They feel obstructionism works to their favor and although Obama seems destined to make points whenever he faced them in open debate, they seem to win at the voting booth. And since this is an election year for all the seats of the House of Representatives and one-third the Senate, why should they start cooperating for the good of the rest of us now?

I don’t see any improvement in relations on the horizon between the two sides in Washington. More gridlock. More ridiculous, meaningless opposition up and down the line. And more problems for the grass roots where unemployment demands a unified government approach to problems.

The Obama visit to the Republican retreat last week was good public relations for Obama, not the Republicans. They will not repeat it soon, or ever, because it did not serve their purpose. I feel they invited the president in the first place because they expected him to decline the invitation and thereby give the Republicans a political victory without an actual face-off. It didn’t work

Being obstructive only goes so far. It pleases the distant right wing because these lovers of Bush extremism see Obama as an abomination for many incoherent reasons. But the majority of Americans think highly of the president and not so well of the Republicans, according to all polls taken recently. If the Republicans continue to cater to the extremists by blocking legislative action in the Senate they will be surprised in November.

If the Democrats were smart, now that they have dithered away their 60 vote majority -- and I wonder about the Senate leadership -- they should push legislation to one filibuster after another and allow the public to measure which is truly the Party of No. I think the Republicans are bluffing and cannot sustain many filibusters without causing damage to themselves.
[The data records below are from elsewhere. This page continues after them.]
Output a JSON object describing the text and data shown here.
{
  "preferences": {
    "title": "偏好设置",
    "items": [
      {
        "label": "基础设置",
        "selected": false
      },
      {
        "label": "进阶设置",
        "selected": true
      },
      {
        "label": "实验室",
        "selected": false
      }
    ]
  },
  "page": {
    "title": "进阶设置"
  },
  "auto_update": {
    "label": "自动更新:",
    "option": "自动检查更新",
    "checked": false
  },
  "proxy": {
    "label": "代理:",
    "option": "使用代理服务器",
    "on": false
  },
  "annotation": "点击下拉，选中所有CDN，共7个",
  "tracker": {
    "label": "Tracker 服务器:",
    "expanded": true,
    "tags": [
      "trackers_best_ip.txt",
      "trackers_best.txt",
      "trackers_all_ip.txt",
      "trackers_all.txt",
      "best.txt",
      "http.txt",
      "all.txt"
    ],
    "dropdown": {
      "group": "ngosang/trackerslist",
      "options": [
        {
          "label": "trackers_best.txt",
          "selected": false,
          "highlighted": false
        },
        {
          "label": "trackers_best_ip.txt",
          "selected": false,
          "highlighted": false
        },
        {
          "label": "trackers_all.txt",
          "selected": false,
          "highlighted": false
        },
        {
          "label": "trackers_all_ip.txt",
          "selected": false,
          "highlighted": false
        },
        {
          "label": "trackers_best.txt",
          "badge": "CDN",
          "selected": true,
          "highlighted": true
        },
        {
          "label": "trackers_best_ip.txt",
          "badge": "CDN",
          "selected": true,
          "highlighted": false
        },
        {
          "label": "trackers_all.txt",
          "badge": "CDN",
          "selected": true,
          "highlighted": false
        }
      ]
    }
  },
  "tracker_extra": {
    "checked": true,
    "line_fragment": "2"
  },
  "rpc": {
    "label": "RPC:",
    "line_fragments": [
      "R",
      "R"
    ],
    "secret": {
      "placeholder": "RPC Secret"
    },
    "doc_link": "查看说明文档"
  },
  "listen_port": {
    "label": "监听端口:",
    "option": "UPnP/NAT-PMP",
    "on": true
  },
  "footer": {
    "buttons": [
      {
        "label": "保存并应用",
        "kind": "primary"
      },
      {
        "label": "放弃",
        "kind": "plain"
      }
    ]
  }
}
Let them kill economic recovery. Let them stop health reform. Let them fight excessive federal spending which they themselves perfected during the Bush years. Let them bring government down to inaction. Then let them go to the polls in November and ask the public to put them into power. It would be ironic and the best thing to happen for the Democrats.

But it takes bold-faced courage, and I don’t know if the Democrats have any.